BEGIN The data
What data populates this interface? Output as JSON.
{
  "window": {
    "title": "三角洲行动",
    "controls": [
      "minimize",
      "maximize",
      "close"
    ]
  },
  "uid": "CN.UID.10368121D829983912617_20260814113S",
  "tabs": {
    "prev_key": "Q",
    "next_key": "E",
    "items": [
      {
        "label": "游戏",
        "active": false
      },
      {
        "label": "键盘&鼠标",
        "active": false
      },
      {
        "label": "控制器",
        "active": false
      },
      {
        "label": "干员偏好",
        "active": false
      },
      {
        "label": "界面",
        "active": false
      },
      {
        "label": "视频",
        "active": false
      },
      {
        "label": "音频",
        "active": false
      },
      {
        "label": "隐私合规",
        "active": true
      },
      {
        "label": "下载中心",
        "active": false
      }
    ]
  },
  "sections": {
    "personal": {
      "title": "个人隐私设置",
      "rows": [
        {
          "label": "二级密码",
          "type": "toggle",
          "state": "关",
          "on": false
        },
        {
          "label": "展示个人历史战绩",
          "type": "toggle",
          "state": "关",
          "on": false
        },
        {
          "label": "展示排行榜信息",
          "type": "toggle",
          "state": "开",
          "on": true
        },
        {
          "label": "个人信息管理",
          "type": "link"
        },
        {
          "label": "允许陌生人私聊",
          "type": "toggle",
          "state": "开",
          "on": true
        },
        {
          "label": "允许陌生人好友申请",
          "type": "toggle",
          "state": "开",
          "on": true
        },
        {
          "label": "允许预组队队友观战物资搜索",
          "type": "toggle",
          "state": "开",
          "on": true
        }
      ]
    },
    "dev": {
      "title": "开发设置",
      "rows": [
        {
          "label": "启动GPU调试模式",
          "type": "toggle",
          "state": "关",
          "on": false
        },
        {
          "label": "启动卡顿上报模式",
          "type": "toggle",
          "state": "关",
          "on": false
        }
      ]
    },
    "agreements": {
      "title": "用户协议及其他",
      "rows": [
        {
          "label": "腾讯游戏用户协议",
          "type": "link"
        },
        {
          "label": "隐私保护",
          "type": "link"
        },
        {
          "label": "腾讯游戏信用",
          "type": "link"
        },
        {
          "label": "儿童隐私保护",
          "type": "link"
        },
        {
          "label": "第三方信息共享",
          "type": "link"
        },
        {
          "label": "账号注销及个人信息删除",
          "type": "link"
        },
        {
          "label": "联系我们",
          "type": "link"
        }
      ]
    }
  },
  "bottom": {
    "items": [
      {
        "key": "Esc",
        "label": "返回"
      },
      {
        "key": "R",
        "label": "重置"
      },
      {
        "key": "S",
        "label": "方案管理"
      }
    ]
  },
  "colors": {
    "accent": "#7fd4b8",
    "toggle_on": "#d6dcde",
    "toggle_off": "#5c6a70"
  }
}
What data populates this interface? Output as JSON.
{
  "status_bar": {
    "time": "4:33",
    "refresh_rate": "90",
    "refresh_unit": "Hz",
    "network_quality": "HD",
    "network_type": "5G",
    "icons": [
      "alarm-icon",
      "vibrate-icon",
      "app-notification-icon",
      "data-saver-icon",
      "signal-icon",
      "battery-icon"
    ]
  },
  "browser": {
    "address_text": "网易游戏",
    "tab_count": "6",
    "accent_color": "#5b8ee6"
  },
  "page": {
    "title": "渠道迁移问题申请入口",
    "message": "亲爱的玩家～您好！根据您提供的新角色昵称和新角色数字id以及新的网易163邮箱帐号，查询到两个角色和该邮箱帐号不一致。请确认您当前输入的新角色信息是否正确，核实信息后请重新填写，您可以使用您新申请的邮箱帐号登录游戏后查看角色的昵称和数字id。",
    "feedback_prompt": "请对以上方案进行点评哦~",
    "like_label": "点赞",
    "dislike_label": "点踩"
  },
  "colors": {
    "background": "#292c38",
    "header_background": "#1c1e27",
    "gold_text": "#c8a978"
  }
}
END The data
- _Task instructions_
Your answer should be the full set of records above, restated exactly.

- _Reply_
What data populates this interface? Output as JSON.
{
  "window": {
    "title": "三角洲行动",
    "controls": [
      "minimize",
      "maximize",
      "close"
    ]
  },
  "uid": "CN.UID.10368121D829983912617_20260814113S",
  "tabs": {
    "prev_key": "Q",
    "next_key": "E",
    "items": [
      {
        "label": "游戏",
        "active": false
      },
      {
        "label": "键盘&鼠标",
        "active": false
      },
      {
        "label": "控制器",
        "active": false
      },
      {
        "label": "干员偏好",
        "active": false
      },
      {
        "label": "界面",
        "active": false
      },
      {
        "label": "视频",
        "active": false
      },
      {
        "label": "音频",
        "active": false
      },
      {
        "label": "隐私合规",
        "active": true
      },
      {
        "label": "下载中心",
        "active": false
      }
    ]
  },
  "sections": {
    "personal": {
      "title": "个人隐私设置",
      "rows": [
        {
          "label": "二级密码",
          "type": "toggle",
          "state": "关",
          "on": false
        },
        {
          "label": "展示个人历史战绩",
          "type": "toggle",
          "state": "关",
          "on": false
        },
        {
          "label": "展示排行榜信息",
          "type": "toggle",
          "state": "开",
          "on": true
        },
        {
          "label": "个人信息管理",
          "type": "link"
        },
        {
          "label": "允许陌生人私聊",
          "type": "toggle",
          "state": "开",
          "on": true
        },
        {
          "label": "允许陌生人好友申请",
          "type": "toggle",
          "state": "开",
          "on": true
        },
        {
          "label": "允许预组队队友观战物资搜索",
          "type": "toggle",
          "state": "开",
          "on": true
        }
      ]
    },
    "dev": {
      "title": "开发设置",
      "rows": [
        {
          "label": "启动GPU调试模式",
          "type": "toggle",
          "state": "关",
          "on": false
        },
        {
          "label": "启动卡顿上报模式",
          "type": "toggle",
          "state": "关",
          "on": false
        }
      ]
    },
    "agreements": {
      "title": "用户协议及其他",
      "rows": [
        {
          "label": "腾讯游戏用户协议",
          "type": "link"
        },
        {
          "label": "隐私保护",
          "type": "link"
        },
        {
          "label": "腾讯游戏信用",
          "type": "link"
        },
        {
          "label": "儿童隐私保护",
          "type": "link"
        },
        {
          "label": "第三方信息共享",
          "type": "link"
        },
        {
          "label": "账号注销及个人信息删除",
          "type": "link"
        },
        {
          "label": "联系我们",
          "type": "link"
        }
      ]
    }
  },
  "bottom": {
    "items": [
      {
        "key": "Esc",
        "label": "返回"
      },
      {
        "key": "R",
        "label": "重置"
      },
      {
        "key": "S",
        "label": "方案管理"
      }
    ]
  },
  "colors": {
    "accent": "#7fd4b8",
    "toggle_on": "#d6dcde",
    "toggle_off": "#5c6a70"
  }
}
What data populates this interface? Output as JSON.
{
  "status_bar": {
    "time": "4:33",
    "refresh_rate": "90",
    "refresh_unit": "Hz",
    "network_quality": "HD",
    "network_type": "5G",
    "icons": [
      "alarm-icon",
      "vibrate-icon",
      "app-notification-icon",
      "data-saver-icon",
      "signal-icon",
      "battery-icon"
    ]
  },
  "browser": {
    "address_text": "网易游戏",
    "tab_count": "6",
    "accent_color": "#5b8ee6"
  },
  "page": {
    "title": "渠道迁移问题申请入口",
    "message": "亲爱的玩家～您好！根据您提供的新角色昵称和新角色数字id以及新的网易163邮箱帐号，查询到两个角色和该邮箱帐号不一致。请确认您当前输入的新角色信息是否正确，核实信息后请重新填写，您可以使用您新申请的邮箱帐号登录游戏后查看角色的昵称和数字id。",
    "feedback_prompt": "请对以上方案进行点评哦~",
    "like_label": "点赞",
    "dislike_label": "点踩"
  },
  "colors": {
    "background": "#292c38",
    "header_background": "#1c1e27",
    "gold_text": "#c8a978"
  }
}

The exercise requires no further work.